#JeSuisCharlie and the Limits of Free Speech
The massacre at the Paris offices of newspaper Charlie Hebdo have inspired a robust discussion of free speech, and the difference between government censorship and private self-censorship.
The massive January 10 march in Paris was, among other things, intended as a demonstration of support for free speech and press rights. But some of the most prominent world leaders in attendance are better known for suppressing the rights of journalists and trampling on free expression. The presence of representatives of governments like Jordan, Turkey and Saudi Arabia—a day before the march that government administered the first round of public floggings to a blogger—led the group Reporters Without Borders to denounce these “predators of press freedom.”
But one needn’t look just to other countries to note some obvious hypocrisies. While discussions about the satirical work published in Charlie Hebdo might lead one to assume France welcomes free-wheeling discussion, its so-called “hate speech” laws demonstrate otherwise. The most notable example might be the comedian Dieudonné, whose work has long been criticized as racist and anti-Semitic. The French government has blocked several of his performances over the years, and after he posted a Facebook message that said, “Tonight, as far as I’m concerned, I feel like Charlie Coulibaly”—a play on #JeSuisCharlie that references the name of the man who carried out the attack on a kosher market—he was detained.
The Associated Press reports that there are 54 arrests on similar charges, “raising questions about whether President Francois Hollande’s Socialist government is impinging on the very freedom of speech that it so vigorously defends when it comes to Charlie Hebdo.”
For some, the double standards hit closer to home. Some US political cartoonists were discussing their difficulties with prominent American newspapers, often over political or religious content that could offend some readers. Artist Michael Kupperman wrote about his (short-lived) tenure at the New York Times, where editors would not publish one cartoon that dealt—quite respectfully, for the record—with Jesus Christ (“The editor is asking why are we making fun of religion”) and another that mocked online bullying (“This news story is just too sensitive to be prodded at in a humorous way.”)
Cartoonist Ted Rall took to Twitter to recall some of his interactions with newspaper editors, most notably the question he received at one job interview: “Will I ever look outside my window and see people protesting a cartoon that you drew?” When he admitted that was “certainly possible,” the editor told him: “Wrong answer.” He went on:
I was considered for a job in St. Louis, but the editorial page editor said that her readers didn’t want to be challenged or offended.
Every political cartoonist has stories like this.

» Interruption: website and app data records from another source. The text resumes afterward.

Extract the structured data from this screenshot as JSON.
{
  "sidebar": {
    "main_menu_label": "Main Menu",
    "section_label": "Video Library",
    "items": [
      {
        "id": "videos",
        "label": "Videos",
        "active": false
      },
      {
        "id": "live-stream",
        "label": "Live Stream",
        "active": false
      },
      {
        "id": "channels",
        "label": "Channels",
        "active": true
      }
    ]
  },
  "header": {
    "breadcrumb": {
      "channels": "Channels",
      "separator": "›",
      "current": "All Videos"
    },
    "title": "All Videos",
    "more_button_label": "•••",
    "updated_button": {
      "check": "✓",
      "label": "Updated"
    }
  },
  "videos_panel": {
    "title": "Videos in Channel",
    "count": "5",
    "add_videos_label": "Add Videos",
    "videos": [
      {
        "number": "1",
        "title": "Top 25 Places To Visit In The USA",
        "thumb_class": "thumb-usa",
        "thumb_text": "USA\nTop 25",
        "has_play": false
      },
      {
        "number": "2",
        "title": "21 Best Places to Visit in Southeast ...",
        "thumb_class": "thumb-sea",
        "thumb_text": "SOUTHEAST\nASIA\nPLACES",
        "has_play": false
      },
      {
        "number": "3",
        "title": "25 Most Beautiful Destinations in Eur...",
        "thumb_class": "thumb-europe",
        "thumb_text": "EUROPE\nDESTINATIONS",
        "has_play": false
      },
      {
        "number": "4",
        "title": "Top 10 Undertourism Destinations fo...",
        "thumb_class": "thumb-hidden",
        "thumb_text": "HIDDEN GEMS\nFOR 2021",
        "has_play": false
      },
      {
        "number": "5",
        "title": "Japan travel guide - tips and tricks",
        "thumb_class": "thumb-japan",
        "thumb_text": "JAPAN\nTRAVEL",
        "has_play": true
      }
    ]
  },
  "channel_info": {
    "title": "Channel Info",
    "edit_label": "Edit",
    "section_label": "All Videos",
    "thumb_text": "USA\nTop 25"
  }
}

Cowardice is the dominant personality trait in the press in the United States.
And back in 2007, journalist David Wallis wrote about some of the same problems:
In America, cartoonists don’t face banishment, jail cells or assassinations. Suffering for art here means killed cartoons, not killed cartoonists….Here, it’s the newspapers and magazines that do most of the censoring. Work deemed controversial, sacrilegious, risqué, politically incorrect or simply bad for business often gets killed before publication.
Indeed, that kind of self-censorship could often be seen in the coverage of the Hebdo massacre, where many major papers and television outlets decided that a story defined by images from the newspaper should be told without showing any of the images in question. The New York Times, for instance, told readers that it had “chosen not to reprint examples of the magazine’s most controversial work because of its intentionally offensive content.”
Here’s how executive editor Dean Baquet attempted to explain the policy: “We have a standard that is long held and that serves us well: that there is a line between gratuitous insult and satire. Most of these are gratuitous insult.”
These policies serve to encourage the conclusion that works are ‘intentionally offensive’ for the sake of offending, that they are making no other point than to provoke an angry reaction—which just so happens to reinforce the attackers’ view of the images.
And it is difficult to know where the Times—or any other media outlet—is drawing these lines, though. The first cover of Charlie Hebdo after the massacre was still one the Times deemed unfit to print.
Other outlets, like the Washington Post, thought otherwise, and included the image. The Post’s executive editor Marty Baron explained their decision this way: “Our policy has been to avoid publication of material that is pointedly, deliberately or needlessly offensive to members of religious groups. That remains our policy, but this doesn’t fall into that category.”
Nonetheless, some outlets are still reluctant to show viewers or readers the cover of a magazine that is selling out all over France (and the world). It is a particularly dramatic and effective case of self-censorship.
Free speech debates are often over where to draw the lines. But trying to define hate speech, or to determine what ‘intentionally offensive’ art might be, leads to paradoxes and contradictions, and the suppression of critical political speech.